▶ _WHAT NEEDS TO BE DONE_
Every record below should be printed exactly, except for the pictures.

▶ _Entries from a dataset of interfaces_
[Start of Attachment]
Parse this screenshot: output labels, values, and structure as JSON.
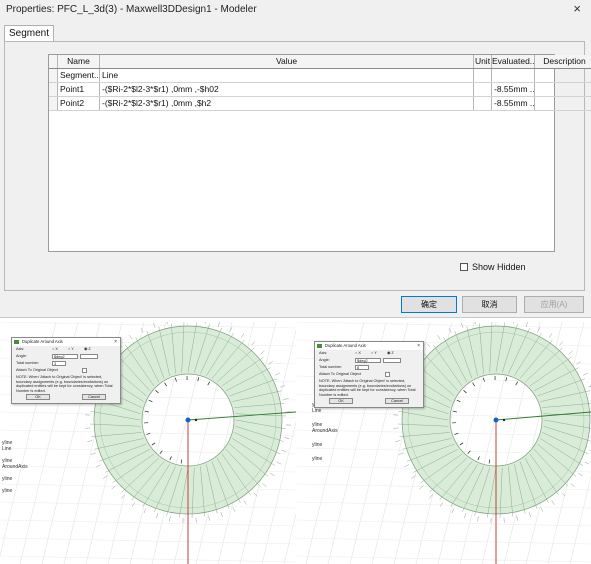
{
  "dialog": {
    "title": "Properties: PFC_L_3d(3) - Maxwell3DDesign1 - Modeler",
    "close_glyph": "×",
    "tab": "Segment",
    "columns": [
      "Name",
      "Value",
      "Unit",
      "Evaluated...",
      "Description"
    ],
    "rows": [
      {
        "name": "Segment...",
        "value": "Line",
        "unit": "",
        "evaluated": "",
        "description": ""
      },
      {
        "name": "Point1",
        "value": "-($Ri-2*$l2-3*$r1) ,0mm ,-$h02",
        "unit": "",
        "evaluated": "-8.55mm ...",
        "description": ""
      },
      {
        "name": "Point2",
        "value": "-($Ri-2*$l2-3*$r1) ,0mm ,$h2",
        "unit": "",
        "evaluated": "-8.55mm ...",
        "description": ""
      }
    ],
    "show_hidden": "Show Hidden",
    "ok_label": "确定",
    "cancel_label": "取消",
    "apply_label": "应用(A)"
  },
  "views": [
    {
      "tree": [
        "yline",
        "Line",
        "",
        "yline",
        "AroundAxis",
        "",
        "yline",
        "",
        "yline"
      ],
      "popup": {
        "title": "Duplicate Around Axis",
        "axis_label": "Axis:",
        "axis_x": "X",
        "axis_y": "Y",
        "axis_z": "Z",
        "angle_label": "Angle:",
        "angle_value": "$deg2",
        "total_label": "Total number:",
        "total_value": "3",
        "attach_label": "Attach To Original Object",
        "note": "NOTE: When 'Attach to Original Object' is selected, boundary assignments (e.g. boundaries/excitations) on duplicated entities will be kept for consistency, when Total Number is edited.",
        "ok": "OK",
        "cancel": "Cancel"
      }
    },
    {
      "tree": [
        "yline",
        "Line",
        "",
        "yline",
        "AroundAxis",
        "",
        "yline",
        "",
        "yline"
      ],
      "popup": {
        "title": "Duplicate Around Axis",
        "axis_label": "Axis:",
        "axis_x": "X",
        "axis_y": "Y",
        "axis_z": "Z",
        "angle_label": "Angle:",
        "angle_value": "$deg2",
        "total_label": "Total number:",
        "total_value": "8",
        "attach_label": "Attach To Original Object",
        "note": "NOTE: When 'Attach to Original Object' is selected, boundary assignments (e.g. boundaries/excitations) on duplicated entities will be kept for consistency, when Total Number is edited.",
        "ok": "OK",
        "cancel": "Cancel"
      }
    }
  ],
  "colors": {
    "ring_fill": "#d9ecd8",
    "ring_stroke": "#7a9a7a",
    "axis_x": "#c62828",
    "axis_y": "#2e7d32",
    "axis_z": "#1565c0"
  }
}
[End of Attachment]
▶ _EXERCISE RESULT_
Parse this screenshot: output labels, values, and structure as JSON.
{
  "dialog": {
    "title": "Properties: PFC_L_3d(3) - Maxwell3DDesign1 - Modeler",
    "close_glyph": "×",
    "tab": "Segment",
    "columns": [
      "Name",
      "Value",
      "Unit",
      "Evaluated...",
      "Description"
    ],
    "rows": [
      {
        "name": "Segment...",
        "value": "Line",
        "unit": "",
        "evaluated": "",
        "description": ""
      },
      {
        "name": "Point1",
        "value": "-($Ri-2*$l2-3*$r1) ,0mm ,-$h02",
        "unit": "",
        "evaluated": "-8.55mm ...",
        "description": ""
      },
      {
        "name": "Point2",
        "value": "-($Ri-2*$l2-3*$r1) ,0mm ,$h2",
        "unit": "",
        "evaluated": "-8.55mm ...",
        "description": ""
      }
    ],
    "show_hidden": "Show Hidden",
    "ok_label": "确定",
    "cancel_label": "取消",
    "apply_label": "应用(A)"
  },
  "views": [
    {
      "tree": [
        "yline",
        "Line",
        "",
        "yline",
        "AroundAxis",
        "",
        "yline",
        "",
        "yline"
      ],
      "popup": {
        "title": "Duplicate Around Axis",
        "axis_label": "Axis:",
        "axis_x": "X",
        "axis_y": "Y",
        "axis_z": "Z",
        "angle_label": "Angle:",
        "angle_value": "$deg2",
        "total_label": "Total number:",
        "total_value": "3",
        "attach_label": "Attach To Original Object",
        "note": "NOTE: When 'Attach to Original Object' is selected, boundary assignments (e.g. boundaries/excitations) on duplicated entities will be kept for consistency, when Total Number is edited.",
        "ok": "OK",
        "cancel": "Cancel"
      }
    },
    {
      "tree": [
        "yline",
        "Line",
        "",
        "yline",
        "AroundAxis",
        "",
        "yline",
        "",
        "yline"
      ],
      "popup": {
        "title": "Duplicate Around Axis",
        "axis_label": "Axis:",
        "axis_x": "X",
        "axis_y": "Y",
        "axis_z": "Z",
        "angle_label": "Angle:",
        "angle_value": "$deg2",
        "total_label": "Total number:",
        "total_value": "8",
        "attach_label": "Attach To Original Object",
        "note": "NOTE: When 'Attach to Original Object' is selected, boundary assignments (e.g. boundaries/excitations) on duplicated entities will be kept for consistency, when Total Number is edited.",
        "ok": "OK",
        "cancel": "Cancel"
      }
    }
  ],
  "colors": {
    "ring_fill": "#d9ecd8",
    "ring_stroke": "#7a9a7a",
    "axis_x": "#c62828",
    "axis_y": "#2e7d32",
    "axis_z": "#1565c0"
  }
}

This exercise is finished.